Work required »
Look through the material for lines with the word "Profiles", and copy each one.

Extracted records »
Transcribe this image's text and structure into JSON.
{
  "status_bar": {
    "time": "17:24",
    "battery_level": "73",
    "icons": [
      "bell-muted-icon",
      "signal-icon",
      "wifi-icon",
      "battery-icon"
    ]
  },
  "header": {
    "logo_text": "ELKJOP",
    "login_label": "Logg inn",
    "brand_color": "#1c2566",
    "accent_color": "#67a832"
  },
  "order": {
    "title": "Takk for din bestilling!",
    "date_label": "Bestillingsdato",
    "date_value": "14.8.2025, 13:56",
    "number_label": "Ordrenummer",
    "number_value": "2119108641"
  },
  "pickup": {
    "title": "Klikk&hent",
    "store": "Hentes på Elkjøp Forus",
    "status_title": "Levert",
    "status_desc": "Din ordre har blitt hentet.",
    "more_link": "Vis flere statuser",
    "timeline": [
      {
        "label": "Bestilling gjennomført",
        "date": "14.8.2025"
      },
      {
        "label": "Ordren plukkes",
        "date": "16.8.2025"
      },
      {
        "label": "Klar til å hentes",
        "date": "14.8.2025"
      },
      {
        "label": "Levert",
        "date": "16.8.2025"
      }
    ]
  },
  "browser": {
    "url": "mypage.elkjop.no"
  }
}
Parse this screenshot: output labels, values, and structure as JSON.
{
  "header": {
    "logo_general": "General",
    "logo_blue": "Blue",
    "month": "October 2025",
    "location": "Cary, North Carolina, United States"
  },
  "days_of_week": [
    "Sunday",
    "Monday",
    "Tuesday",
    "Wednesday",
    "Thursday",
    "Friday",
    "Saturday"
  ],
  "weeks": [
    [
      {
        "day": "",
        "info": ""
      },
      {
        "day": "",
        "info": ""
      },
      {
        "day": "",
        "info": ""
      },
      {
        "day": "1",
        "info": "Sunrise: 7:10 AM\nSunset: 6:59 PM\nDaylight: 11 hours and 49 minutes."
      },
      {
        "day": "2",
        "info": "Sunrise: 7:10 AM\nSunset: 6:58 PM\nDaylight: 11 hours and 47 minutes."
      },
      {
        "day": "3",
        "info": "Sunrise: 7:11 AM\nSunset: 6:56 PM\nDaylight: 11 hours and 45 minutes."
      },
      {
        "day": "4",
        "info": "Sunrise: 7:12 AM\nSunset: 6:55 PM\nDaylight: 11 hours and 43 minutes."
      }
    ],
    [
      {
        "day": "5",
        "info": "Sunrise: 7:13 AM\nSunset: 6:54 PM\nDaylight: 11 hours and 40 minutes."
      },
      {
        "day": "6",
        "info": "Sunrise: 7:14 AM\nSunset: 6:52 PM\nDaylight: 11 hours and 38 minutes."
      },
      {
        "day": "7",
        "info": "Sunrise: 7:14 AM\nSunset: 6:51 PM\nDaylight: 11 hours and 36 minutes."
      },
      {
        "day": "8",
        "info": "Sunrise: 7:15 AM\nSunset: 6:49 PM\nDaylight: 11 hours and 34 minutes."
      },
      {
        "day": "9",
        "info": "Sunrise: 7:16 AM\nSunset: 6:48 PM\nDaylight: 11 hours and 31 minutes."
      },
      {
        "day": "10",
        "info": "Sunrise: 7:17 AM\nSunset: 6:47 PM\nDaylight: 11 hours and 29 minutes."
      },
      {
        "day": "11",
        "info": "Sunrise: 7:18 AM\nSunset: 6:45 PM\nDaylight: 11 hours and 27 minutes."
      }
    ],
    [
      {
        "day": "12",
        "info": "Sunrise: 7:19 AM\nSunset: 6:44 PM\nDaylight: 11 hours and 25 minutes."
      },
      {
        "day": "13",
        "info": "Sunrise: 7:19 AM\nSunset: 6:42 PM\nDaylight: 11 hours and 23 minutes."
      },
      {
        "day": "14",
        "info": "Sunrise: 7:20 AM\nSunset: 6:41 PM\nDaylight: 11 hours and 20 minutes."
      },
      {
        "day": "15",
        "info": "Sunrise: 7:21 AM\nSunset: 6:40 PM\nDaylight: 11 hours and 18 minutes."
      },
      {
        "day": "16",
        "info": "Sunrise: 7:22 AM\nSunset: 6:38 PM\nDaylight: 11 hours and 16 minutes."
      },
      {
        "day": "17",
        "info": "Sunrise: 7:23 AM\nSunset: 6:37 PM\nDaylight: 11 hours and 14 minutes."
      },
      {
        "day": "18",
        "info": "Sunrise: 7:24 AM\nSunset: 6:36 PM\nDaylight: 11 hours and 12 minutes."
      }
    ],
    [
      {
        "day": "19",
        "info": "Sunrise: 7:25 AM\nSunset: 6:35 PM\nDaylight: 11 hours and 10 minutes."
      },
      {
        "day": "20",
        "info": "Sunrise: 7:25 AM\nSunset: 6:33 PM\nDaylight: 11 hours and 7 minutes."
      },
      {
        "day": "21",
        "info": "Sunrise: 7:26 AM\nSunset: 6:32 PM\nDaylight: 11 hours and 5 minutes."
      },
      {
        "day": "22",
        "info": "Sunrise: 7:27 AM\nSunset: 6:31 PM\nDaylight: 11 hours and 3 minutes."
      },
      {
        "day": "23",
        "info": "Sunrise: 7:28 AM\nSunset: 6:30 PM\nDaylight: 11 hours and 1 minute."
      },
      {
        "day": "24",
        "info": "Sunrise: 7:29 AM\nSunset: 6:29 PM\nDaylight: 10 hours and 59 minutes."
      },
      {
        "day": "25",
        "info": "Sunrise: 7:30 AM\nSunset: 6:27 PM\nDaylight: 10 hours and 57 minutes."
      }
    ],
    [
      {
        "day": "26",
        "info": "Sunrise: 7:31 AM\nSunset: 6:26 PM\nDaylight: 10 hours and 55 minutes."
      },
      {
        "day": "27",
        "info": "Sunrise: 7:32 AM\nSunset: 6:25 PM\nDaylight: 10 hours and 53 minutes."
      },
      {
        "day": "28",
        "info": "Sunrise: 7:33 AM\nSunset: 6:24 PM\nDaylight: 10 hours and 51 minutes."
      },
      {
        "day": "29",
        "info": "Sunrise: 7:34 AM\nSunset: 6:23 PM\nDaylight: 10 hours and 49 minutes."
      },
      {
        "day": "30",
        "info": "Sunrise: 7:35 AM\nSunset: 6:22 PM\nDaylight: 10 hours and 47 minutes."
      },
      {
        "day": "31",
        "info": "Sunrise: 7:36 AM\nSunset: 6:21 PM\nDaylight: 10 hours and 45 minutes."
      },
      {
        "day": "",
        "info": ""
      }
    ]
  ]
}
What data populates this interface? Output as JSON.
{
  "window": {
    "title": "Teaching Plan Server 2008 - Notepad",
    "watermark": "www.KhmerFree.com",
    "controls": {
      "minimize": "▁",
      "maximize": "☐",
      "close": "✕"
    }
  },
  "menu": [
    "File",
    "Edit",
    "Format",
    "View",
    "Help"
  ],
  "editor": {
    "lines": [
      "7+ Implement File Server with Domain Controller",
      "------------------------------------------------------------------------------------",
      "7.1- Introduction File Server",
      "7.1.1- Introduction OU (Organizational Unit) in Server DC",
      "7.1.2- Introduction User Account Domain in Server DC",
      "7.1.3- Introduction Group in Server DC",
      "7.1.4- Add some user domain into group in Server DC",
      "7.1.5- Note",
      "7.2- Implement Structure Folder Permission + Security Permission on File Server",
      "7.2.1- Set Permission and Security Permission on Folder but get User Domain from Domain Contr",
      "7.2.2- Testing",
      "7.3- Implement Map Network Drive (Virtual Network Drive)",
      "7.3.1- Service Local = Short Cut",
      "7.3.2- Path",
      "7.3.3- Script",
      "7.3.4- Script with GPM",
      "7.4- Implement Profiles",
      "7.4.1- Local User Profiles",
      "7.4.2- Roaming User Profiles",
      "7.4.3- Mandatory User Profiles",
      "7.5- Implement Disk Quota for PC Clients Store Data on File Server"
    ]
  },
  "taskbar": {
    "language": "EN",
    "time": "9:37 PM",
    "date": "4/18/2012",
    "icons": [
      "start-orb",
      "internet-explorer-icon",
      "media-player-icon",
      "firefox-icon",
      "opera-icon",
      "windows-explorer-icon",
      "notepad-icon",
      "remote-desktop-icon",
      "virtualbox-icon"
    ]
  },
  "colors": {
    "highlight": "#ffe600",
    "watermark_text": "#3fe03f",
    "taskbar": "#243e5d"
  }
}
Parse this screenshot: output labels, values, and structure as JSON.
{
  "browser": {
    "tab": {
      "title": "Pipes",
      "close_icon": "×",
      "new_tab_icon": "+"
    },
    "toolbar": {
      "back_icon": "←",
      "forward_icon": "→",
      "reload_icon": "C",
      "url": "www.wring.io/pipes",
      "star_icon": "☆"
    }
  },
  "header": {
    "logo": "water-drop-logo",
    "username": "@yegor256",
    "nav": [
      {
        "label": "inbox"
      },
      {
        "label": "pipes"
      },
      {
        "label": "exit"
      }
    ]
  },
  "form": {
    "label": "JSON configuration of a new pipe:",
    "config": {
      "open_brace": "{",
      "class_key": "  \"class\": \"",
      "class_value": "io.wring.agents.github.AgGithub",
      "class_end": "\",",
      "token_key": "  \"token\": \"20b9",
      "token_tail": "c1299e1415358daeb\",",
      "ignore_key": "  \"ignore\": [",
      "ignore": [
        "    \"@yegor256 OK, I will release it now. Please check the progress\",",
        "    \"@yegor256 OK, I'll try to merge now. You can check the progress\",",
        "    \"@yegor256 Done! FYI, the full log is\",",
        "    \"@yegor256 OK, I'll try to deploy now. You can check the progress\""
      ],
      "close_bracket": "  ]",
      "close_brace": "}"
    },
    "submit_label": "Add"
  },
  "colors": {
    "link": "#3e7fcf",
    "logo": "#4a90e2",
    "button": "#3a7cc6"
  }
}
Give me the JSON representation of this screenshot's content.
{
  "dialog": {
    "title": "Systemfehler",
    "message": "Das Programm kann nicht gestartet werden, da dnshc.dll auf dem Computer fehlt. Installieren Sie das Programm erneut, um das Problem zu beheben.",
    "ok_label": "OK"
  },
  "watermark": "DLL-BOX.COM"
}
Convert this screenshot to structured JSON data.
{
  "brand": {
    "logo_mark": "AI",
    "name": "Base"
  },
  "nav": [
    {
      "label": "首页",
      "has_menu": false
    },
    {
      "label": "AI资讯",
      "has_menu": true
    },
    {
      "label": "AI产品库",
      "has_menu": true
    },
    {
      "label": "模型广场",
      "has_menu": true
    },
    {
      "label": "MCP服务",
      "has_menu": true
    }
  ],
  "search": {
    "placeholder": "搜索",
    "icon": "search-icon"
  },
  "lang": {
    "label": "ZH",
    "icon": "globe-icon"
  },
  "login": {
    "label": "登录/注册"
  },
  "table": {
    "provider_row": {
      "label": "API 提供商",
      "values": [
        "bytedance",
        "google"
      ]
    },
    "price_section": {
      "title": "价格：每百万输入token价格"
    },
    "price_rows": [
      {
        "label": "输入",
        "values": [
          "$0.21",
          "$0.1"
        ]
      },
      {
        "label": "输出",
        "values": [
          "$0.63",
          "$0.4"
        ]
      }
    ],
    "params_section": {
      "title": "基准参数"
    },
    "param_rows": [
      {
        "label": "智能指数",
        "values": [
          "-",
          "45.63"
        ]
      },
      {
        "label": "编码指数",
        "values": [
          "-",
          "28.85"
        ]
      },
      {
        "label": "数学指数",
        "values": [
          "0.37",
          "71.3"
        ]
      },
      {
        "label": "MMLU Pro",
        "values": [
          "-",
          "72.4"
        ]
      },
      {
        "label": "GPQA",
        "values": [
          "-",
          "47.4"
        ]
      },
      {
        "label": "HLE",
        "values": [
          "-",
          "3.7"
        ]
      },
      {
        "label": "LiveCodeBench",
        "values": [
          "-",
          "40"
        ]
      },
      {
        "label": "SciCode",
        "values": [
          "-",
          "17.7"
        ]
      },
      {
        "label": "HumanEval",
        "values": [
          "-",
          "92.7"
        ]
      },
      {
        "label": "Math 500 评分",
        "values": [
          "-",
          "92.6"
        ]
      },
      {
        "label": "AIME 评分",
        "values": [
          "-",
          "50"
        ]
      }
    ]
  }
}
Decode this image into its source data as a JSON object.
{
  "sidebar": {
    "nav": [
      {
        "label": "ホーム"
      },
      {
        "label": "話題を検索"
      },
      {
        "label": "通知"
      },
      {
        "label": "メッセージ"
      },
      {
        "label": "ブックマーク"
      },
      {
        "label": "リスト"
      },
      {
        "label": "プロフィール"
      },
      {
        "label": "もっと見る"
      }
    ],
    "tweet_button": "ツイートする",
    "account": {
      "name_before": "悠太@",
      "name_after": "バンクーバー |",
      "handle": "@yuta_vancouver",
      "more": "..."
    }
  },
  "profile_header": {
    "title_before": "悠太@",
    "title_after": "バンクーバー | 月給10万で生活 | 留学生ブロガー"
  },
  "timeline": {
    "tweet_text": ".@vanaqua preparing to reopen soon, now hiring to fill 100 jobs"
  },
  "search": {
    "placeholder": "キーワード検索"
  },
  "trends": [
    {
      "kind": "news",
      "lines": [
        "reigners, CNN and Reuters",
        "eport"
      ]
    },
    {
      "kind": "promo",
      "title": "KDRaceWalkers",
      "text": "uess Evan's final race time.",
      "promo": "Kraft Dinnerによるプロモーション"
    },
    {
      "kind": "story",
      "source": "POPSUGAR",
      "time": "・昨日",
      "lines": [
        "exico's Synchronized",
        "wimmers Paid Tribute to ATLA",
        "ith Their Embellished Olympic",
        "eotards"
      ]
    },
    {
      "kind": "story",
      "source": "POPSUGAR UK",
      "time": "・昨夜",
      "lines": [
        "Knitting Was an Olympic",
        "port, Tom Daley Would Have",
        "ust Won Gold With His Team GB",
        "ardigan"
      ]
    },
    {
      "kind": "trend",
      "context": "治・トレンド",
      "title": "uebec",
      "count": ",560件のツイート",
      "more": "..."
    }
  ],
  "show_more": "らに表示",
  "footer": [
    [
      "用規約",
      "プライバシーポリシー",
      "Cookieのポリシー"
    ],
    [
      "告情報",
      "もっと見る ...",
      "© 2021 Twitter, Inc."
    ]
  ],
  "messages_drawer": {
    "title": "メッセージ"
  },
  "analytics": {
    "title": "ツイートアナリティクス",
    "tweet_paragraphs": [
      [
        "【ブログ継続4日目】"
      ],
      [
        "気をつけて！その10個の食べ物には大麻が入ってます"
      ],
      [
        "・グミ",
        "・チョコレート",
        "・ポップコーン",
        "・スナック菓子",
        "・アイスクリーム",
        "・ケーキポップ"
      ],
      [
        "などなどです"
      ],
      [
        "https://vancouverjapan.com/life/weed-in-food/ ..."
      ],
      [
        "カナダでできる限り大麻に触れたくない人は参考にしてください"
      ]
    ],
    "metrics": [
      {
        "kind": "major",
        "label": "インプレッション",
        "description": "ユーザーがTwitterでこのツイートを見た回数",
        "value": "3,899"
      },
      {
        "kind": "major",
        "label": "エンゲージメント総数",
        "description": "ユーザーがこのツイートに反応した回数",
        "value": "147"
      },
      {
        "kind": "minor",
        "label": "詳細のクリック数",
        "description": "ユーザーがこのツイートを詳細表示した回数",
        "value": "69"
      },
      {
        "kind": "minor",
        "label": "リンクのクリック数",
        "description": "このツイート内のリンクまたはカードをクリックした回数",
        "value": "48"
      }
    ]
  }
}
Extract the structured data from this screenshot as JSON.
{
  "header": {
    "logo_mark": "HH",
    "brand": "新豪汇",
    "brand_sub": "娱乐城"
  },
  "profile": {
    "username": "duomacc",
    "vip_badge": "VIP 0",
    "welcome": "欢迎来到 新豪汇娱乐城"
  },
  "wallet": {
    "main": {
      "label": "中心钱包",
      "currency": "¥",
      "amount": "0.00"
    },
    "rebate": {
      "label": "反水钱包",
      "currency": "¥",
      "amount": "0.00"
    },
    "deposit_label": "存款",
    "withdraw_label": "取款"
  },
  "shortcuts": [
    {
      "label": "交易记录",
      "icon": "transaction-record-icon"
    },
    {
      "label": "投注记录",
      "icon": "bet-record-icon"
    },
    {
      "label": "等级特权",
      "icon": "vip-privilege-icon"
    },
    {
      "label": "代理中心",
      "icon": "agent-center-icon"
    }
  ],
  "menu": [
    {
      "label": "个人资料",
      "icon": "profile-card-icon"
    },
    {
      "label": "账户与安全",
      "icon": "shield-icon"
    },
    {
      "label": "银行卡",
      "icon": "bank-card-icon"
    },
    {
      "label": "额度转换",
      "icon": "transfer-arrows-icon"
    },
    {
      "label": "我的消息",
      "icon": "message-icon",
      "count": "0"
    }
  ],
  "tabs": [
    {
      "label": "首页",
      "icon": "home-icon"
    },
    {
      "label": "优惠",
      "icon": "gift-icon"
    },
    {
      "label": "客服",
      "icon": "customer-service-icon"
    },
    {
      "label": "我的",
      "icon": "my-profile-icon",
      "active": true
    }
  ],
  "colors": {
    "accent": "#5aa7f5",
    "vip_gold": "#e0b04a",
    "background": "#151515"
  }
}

Response to this task »
      "7.4- Implement Profiles",
      "7.4.1- Local User Profiles",
      "7.4.2- Roaming User Profiles",
      "7.4.3- Mandatory User Profiles",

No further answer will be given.